The U.S. State Dept. is on track to set the record for the highest demand year ever for passport applications, far surprising its previous highs in 2007 and 2017. While that is good news for a travel industry that has suffered through the lows of COVID-19, it could spell bad news for travelers.
根据最新的更新状态Dept., that increase in demand, which has produced more than 500,000 applications during some weeks this winter, could easily mean more time waiting for passport renewal.
更新3月早些时候发表说,the current processing times are 8 to 11 weeks for routine service and 5 to 7 weeks for expedited service. Expedited service costs an additional $60 per application on top of the $130 application fee for a standard passport book (a passport card will cost an additional $30).
However, the bigger news for the update for future international travelers is that the State Dept. admitted that the timeline could soon get even worse for travelers.
“These processing times fluctuate throughout the year depending on demand and we anticipate that they will rise, especially as we approach the busier travel season,” theU.S. State Dept. said in its most recent update.
The State Dept. is promising to do what it can to keep those times under control—it said it is “aggressively recruiting and hiring across our passport agencies and centers” and has already had its team members “contribute tens of thousands of hours of overtime a month to issue the millions of passports sought by traveling Americans.”

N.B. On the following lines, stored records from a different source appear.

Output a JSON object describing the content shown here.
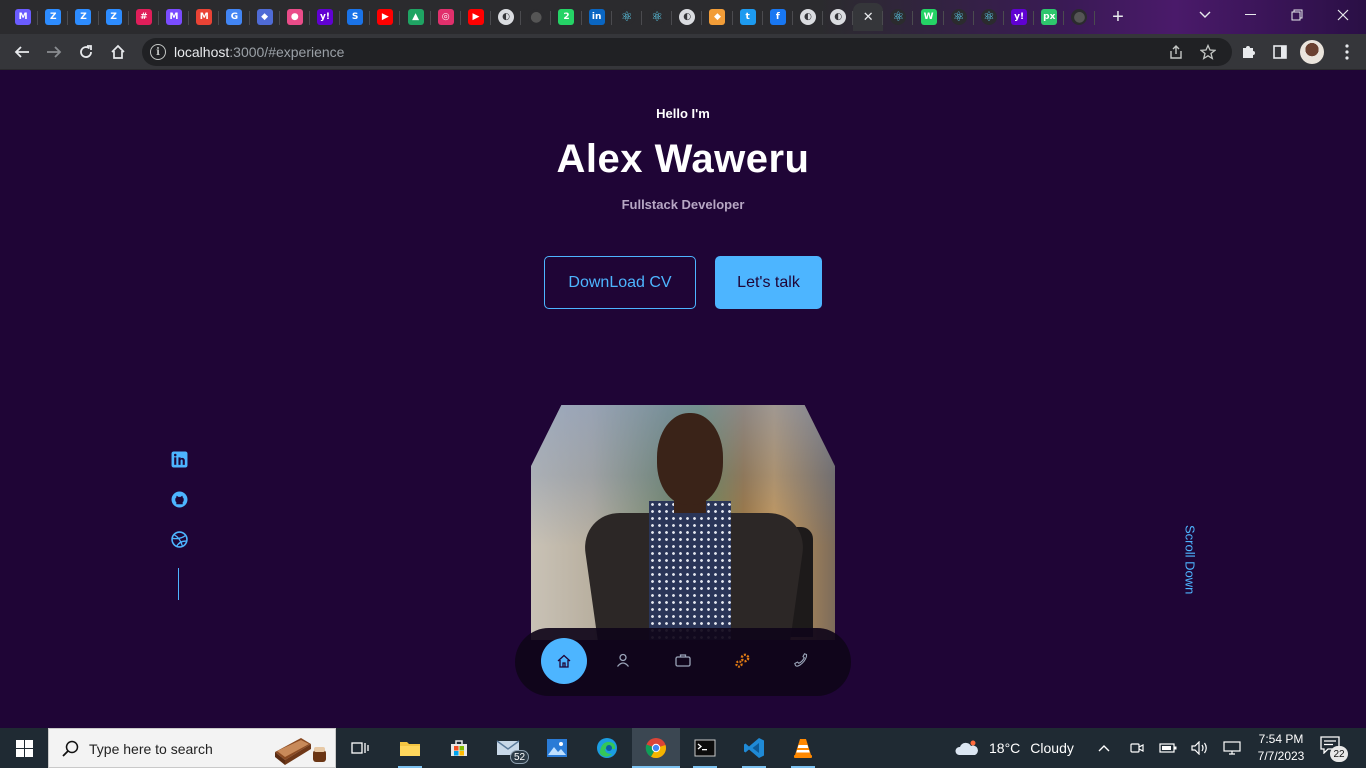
{
  "browser": {
    "tabs": [
      {
        "icon": "mural-icon",
        "glyph": "M",
        "color": "#6a5cff"
      },
      {
        "icon": "zoom-icon",
        "glyph": "Z",
        "color": "#2d8cff"
      },
      {
        "icon": "zoom-icon",
        "glyph": "Z",
        "color": "#2d8cff"
      },
      {
        "icon": "zoom-icon",
        "glyph": "Z",
        "color": "#2d8cff"
      },
      {
        "icon": "slack-icon",
        "glyph": "#",
        "color": "#e01e5a"
      },
      {
        "icon": "mural-icon",
        "glyph": "M",
        "color": "#7a4cff"
      },
      {
        "icon": "gmail-icon",
        "glyph": "M",
        "color": "#ea4335"
      },
      {
        "icon": "google-icon",
        "glyph": "G",
        "color": "#4285f4"
      },
      {
        "icon": "tab-icon",
        "glyph": "◆",
        "color": "#4f6bd6"
      },
      {
        "icon": "dribbble-icon",
        "glyph": "●",
        "color": "#ea4c89"
      },
      {
        "icon": "yahoo-icon",
        "glyph": "y!",
        "color": "#6001d2"
      },
      {
        "icon": "shazam-icon",
        "glyph": "S",
        "color": "#1a73e8"
      },
      {
        "icon": "youtube-icon",
        "glyph": "▶",
        "color": "#ff0000"
      },
      {
        "icon": "google-drive-icon",
        "glyph": "▲",
        "color": "#1fa463"
      },
      {
        "icon": "instagram-icon",
        "glyph": "◎",
        "color": "#e1306c"
      },
      {
        "icon": "youtube-icon",
        "glyph": "▶",
        "color": "#ff0000"
      },
      {
        "icon": "globe-icon",
        "glyph": "◐",
        "color": "#dadce0"
      },
      {
        "icon": "github-icon",
        "glyph": "●",
        "color": "#2b2b2e"
      },
      {
        "icon": "whatsapp-icon",
        "glyph": "2",
        "color": "#25d366"
      },
      {
        "icon": "linkedin-icon",
        "glyph": "in",
        "color": "#0a66c2"
      },
      {
        "icon": "react-icon",
        "glyph": "⚛",
        "color": "#2b2b2e"
      },
      {
        "icon": "react-icon",
        "glyph": "⚛",
        "color": "#2b2b2e"
      },
      {
        "icon": "globe-icon",
        "glyph": "◐",
        "color": "#dadce0"
      },
      {
        "icon": "tab-icon",
        "glyph": "◆",
        "color": "#f29d38"
      },
      {
        "icon": "twitter-icon",
        "glyph": "t",
        "color": "#1d9bf0"
      },
      {
        "icon": "facebook-icon",
        "glyph": "f",
        "color": "#1877f2"
      },
      {
        "icon": "globe-icon",
        "glyph": "◐",
        "color": "#dadce0"
      },
      {
        "icon": "globe-icon",
        "glyph": "◐",
        "color": "#dadce0"
      },
      {
        "icon": "close-icon",
        "glyph": "✕",
        "color": "#35363a",
        "active": true
      },
      {
        "icon": "react-icon",
        "glyph": "⚛",
        "color": "#2b2b2e"
      },
      {
        "icon": "whatsapp-icon",
        "glyph": "W",
        "color": "#25d366"
      },
      {
        "icon": "react-icon",
        "glyph": "⚛",
        "color": "#2b2b2e"
      },
      {
        "icon": "react-icon",
        "glyph": "⚛",
        "color": "#2b2b2e"
      },
      {
        "icon": "yahoo-icon",
        "glyph": "y!",
        "color": "#6001d2"
      },
      {
        "icon": "pixabay-icon",
        "glyph": "px",
        "color": "#2ec66d"
      },
      {
        "icon": "github-icon",
        "glyph": "●",
        "color": "#2b2b2e"
      }
    ],
    "url_host": "localhost",
    "url_rest": ":3000/#experience"
  },
  "page": {
    "greeting": "Hello I'm",
    "name": "Alex Waweru",
    "role": "Fullstack Developer",
    "download_cv": "DownLoad CV",
    "lets_talk": "Let's talk",
    "scroll_down": "Scroll Down",
    "accent": "#4db5ff",
    "background": "#1f0536"
  },
  "taskbar": {
    "search_placeholder": "Type here to search",
    "mail_badge": "52",
    "weather_temp": "18°C",
    "weather_desc": "Cloudy",
    "time": "7:54 PM",
    "date": "7/7/2023",
    "notifications": "22"
  }
}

It said it has also opened a satellite office to help process “the large number of applications” it is receiving.
The State Dept. had been allowing some to renew their passport online. The online portal, which was technically still in testing mode, was open as recently as January, giving passport holders the chance to do everything online. However, that portal is now closed and while the State Dept. told TMR that the plan is to roll it out fully sometime this year, that’s not an option for travelers right now.

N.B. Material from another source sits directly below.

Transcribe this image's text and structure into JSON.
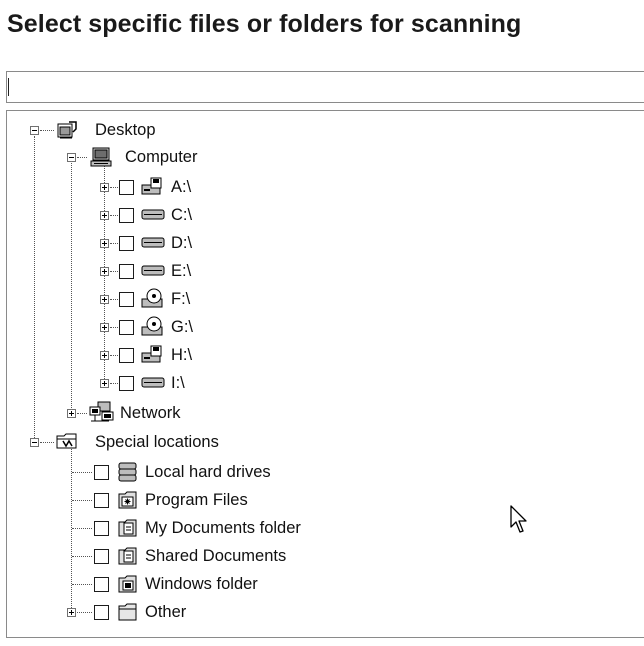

The online system also had its fair share of issues—according toCBS News, some who submitted applications through the virtual portal in January are still waiting on renewal.